It is not true that diplomatic relations with Iran were cut off, said Egyptian Foreign Minister Nabil al-Araby, adding that there was an Interests Section in each country managed by an ambassador from the other. In a press statement on Saturday, Araby said he had met with Iranian Foreign Minister Ali Akbar Salehy on the sidelines of the Non-Aligned Movement conference in Jakarta two weeks ago. "Our stance is that Iran is not an enemy of Egypt," he said.
Diplomatic relations between the two countries have been significantly strained since 1978, when the Islamic revolution in Iran erupted and former Egyptian president Anwar Sadat supported its opponents. Tensions continued during ousted president Hosni Mubarak's era, due to differences in the countries’ political orientations.
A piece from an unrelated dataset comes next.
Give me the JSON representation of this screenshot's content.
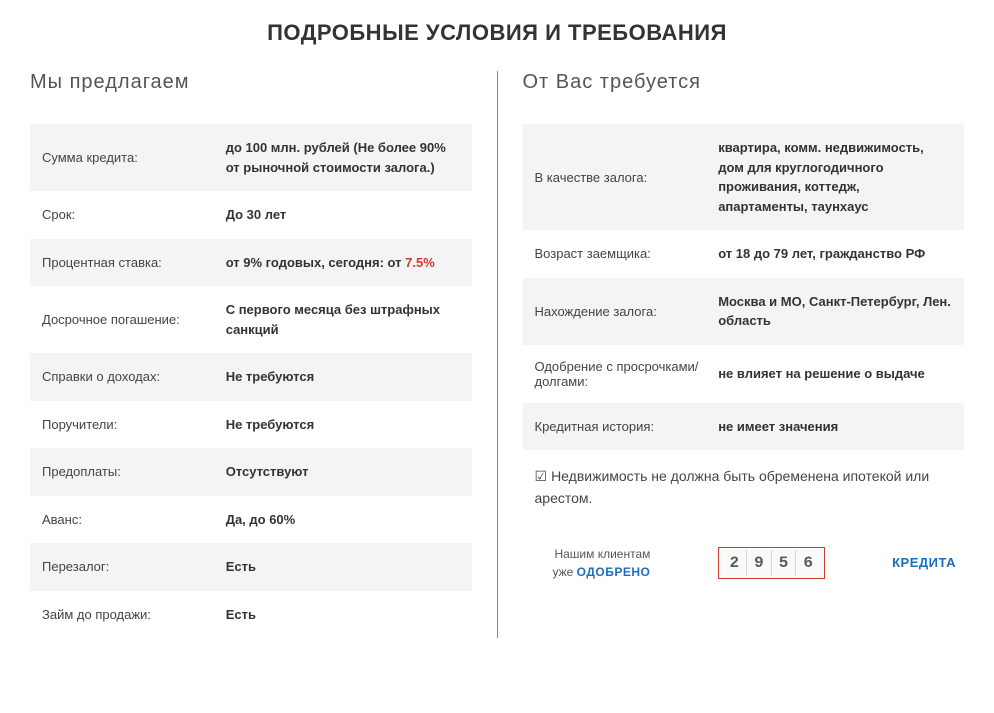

Regarding Gulf countries' fears concerning the resumption of diplomatic relations between the two, and how it could impact Gulf security, Araby said, "The Gulf's security is part of our security, and as I said before, Gulf security is a red line."
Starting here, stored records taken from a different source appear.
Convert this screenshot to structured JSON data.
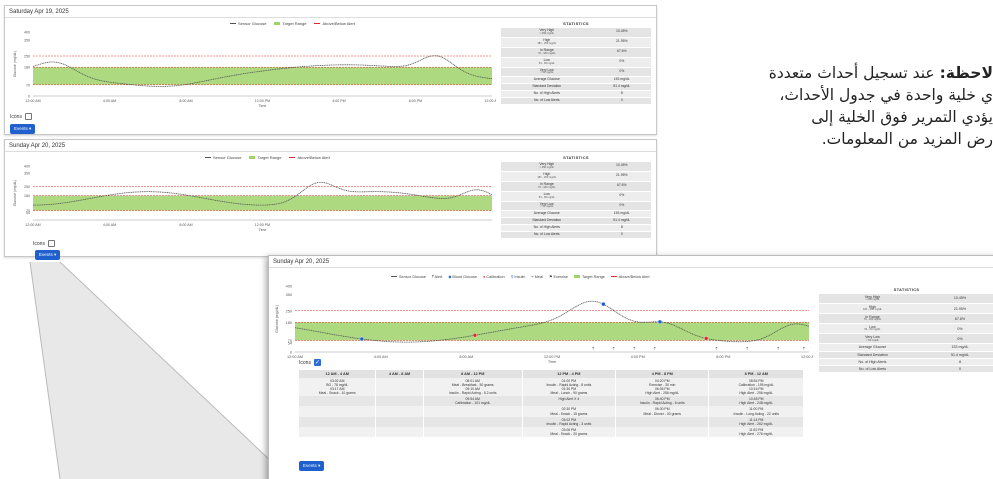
{
  "callout": {
    "lines": [
      "لاحظة: عند تسجيل أحداث متعددة",
      "ي خلية واحدة في جدول الأحداث،",
      "يؤدي التمرير فوق الخلية إلى",
      "رض المزيد من المعلومات."
    ],
    "bold_prefix": "لاحظة:"
  },
  "colors": {
    "target_band": "#9fd36a",
    "alert_line": "#e0282d",
    "glucose_line": "#555555",
    "button": "#1f5fce"
  },
  "panels": [
    {
      "date": "Saturday Apr 19, 2025",
      "legend": {
        "sensor": "Sensor Glucose",
        "target": "Target Range",
        "alert": "Above/Below Alert",
        "alert_sub": "CGM User Settings"
      },
      "y_axis_label": "Glucose (mg/dL)",
      "y_ticks": [
        "400",
        "350",
        "250",
        "180",
        "70",
        "0"
      ],
      "x_ticks": [
        "12:00 AM",
        "4:00 AM",
        "8:00 AM",
        "12:00 PM",
        "4:00 PM",
        "8:00 PM",
        "12:00 AM"
      ],
      "x_axis_label": "Time",
      "icons_label": "Icons",
      "events_label": "Events ▾"
    },
    {
      "date": "Sunday Apr 20, 2025",
      "legend": {
        "sensor": "Sensor Glucose",
        "target": "Target Range",
        "alert": "Above/Below Alert",
        "alert_sub": "CGM User Settings"
      },
      "y_axis_label": "Glucose (mg/dL)",
      "y_ticks": [
        "400",
        "350",
        "250",
        "180",
        "70",
        "54"
      ],
      "x_ticks": [
        "12:00 AM",
        "4:00 AM",
        "8:00 AM",
        "12:00 PM"
      ],
      "x_axis_label": "Time",
      "icons_label": "Icons",
      "events_label": "Events ▾"
    }
  ],
  "stats": {
    "title": "STATISTICS",
    "rows": [
      {
        "label": "Very High",
        "sub": "> 250 mg/dL",
        "value": "10.45%"
      },
      {
        "label": "High",
        "sub": "181 - 250 mg/dL",
        "value": "21.95%"
      },
      {
        "label": "In Range",
        "sub": "70 - 180 mg/dL",
        "value": "67.6%"
      },
      {
        "label": "Low",
        "sub": "54 - 69 mg/dL",
        "value": "0%"
      },
      {
        "label": "Very Low",
        "sub": "< 54 mg/dL",
        "value": "0%"
      },
      {
        "label": "Average Glucose",
        "sub": "",
        "value": "153 mg/dL"
      },
      {
        "label": "Standard Deviation",
        "sub": "",
        "value": "51.4 mg/dL"
      },
      {
        "label": "No. of High Alerts",
        "sub": "",
        "value": "8"
      },
      {
        "label": "No. of Low Alerts",
        "sub": "",
        "value": "0"
      }
    ]
  },
  "zoom": {
    "date": "Sunday Apr 20, 2025",
    "legend": {
      "sensor": "Sensor Glucose",
      "alert": "Alert",
      "blood": "Blood Glucose",
      "calibration": "Calibration",
      "insulin": "Insulin",
      "meal": "Meal",
      "exercise": "Exercise",
      "target": "Target Range",
      "abovebelow": "Above/Below Alert",
      "abovebelow_sub": "CGM User Settings"
    },
    "y_axis_label": "Glucose (mg/dL)",
    "y_ticks": [
      "400",
      "350",
      "250",
      "180",
      "70",
      "54",
      "0"
    ],
    "x_ticks": [
      "12:00 AM",
      "4:00 AM",
      "8:00 AM",
      "12:00 PM",
      "4:00 PM",
      "8:00 PM",
      "12:00 AM"
    ],
    "x_axis_label": "Time",
    "icons_label": "Icons",
    "events_label": "Events ▾",
    "table": {
      "headers": [
        "12 AM - 4 AM",
        "4 AM - 8 AM",
        "8 AM - 12 PM",
        "12 PM - 4 PM",
        "4 PM - 8 PM",
        "8 PM - 12 AM"
      ],
      "rows": [
        [
          [
            "03:02 AM",
            "BG - 78 mg/dL",
            "03:17 AM",
            "Meal - Snack - 10 grams"
          ],
          [],
          [
            "08:01 AM",
            "Meal - Breakfast - 50 grams",
            "09:10 AM",
            "Insulin - Rapid Acting - 5.2 units"
          ],
          [
            "01:00 PM",
            "Insulin - Rapid Acting - 8 units",
            "01:30 PM",
            "Meal - Lunch - 90 grams"
          ],
          [
            "04:20 PM",
            "Exercise - 30 min",
            "06:36 PM",
            "High Alert - 256 mg/dL"
          ],
          [
            "08:54 PM",
            "Calibration - 195 mg/dL",
            "10:16 PM",
            "High Alert - 256 mg/dL"
          ]
        ],
        [
          [],
          [],
          [
            "09:54 AM",
            "Calibration - 101 mg/dL"
          ],
          [
            "High Alert X 4"
          ],
          [
            "06:40 PM",
            "Insulin - Rapid Acting - 6 units"
          ],
          [
            "10:48 PM",
            "High Alert - 248 mg/dL"
          ]
        ],
        [
          [],
          [],
          [],
          [
            "02:30 PM",
            "Meal - Snack - 15 grams"
          ],
          [
            "06:30 PM",
            "Meal - Dinner - 30 grams"
          ],
          [
            "11:00 PM",
            "Insulin - Long Acting - 22 units"
          ]
        ],
        [
          [],
          [],
          [],
          [
            "03:02 PM",
            "Insulin - Rapid Acting - 3 units"
          ],
          [],
          [
            "11:14 PM",
            "High Alert - 262 mg/dL"
          ]
        ],
        [
          [],
          [],
          [],
          [
            "03:06 PM",
            "Meal - Snack - 20 grams"
          ],
          [],
          [
            "11:52 PM",
            "High Alert - 276 mg/dL"
          ]
        ]
      ]
    }
  }
}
Araby referred to a similar statement made by Egyptian Prime Minister Essam Sharaf. Observers note concern felt by the Gulf states, headed by Saudi Arabia, over Iran's diplomatic moves in the region and their belief that it is attempting to spread Shi'ism. Egypt and the Gulf countries are predominantly Sunni.
In related news, Araby said Egypt supports the idea of a Western envoy to Syria to negotiate an end to the popular unrest there, to avoid a UN Security Council resolution against the Syrian leadership. Araby said Egypt was working behind the scenes, and that it hopes serious reforms will be immediately implemented within a fixed timetable by the Syrian government, to meet the demands of the people.
Translated from the Arabic Edition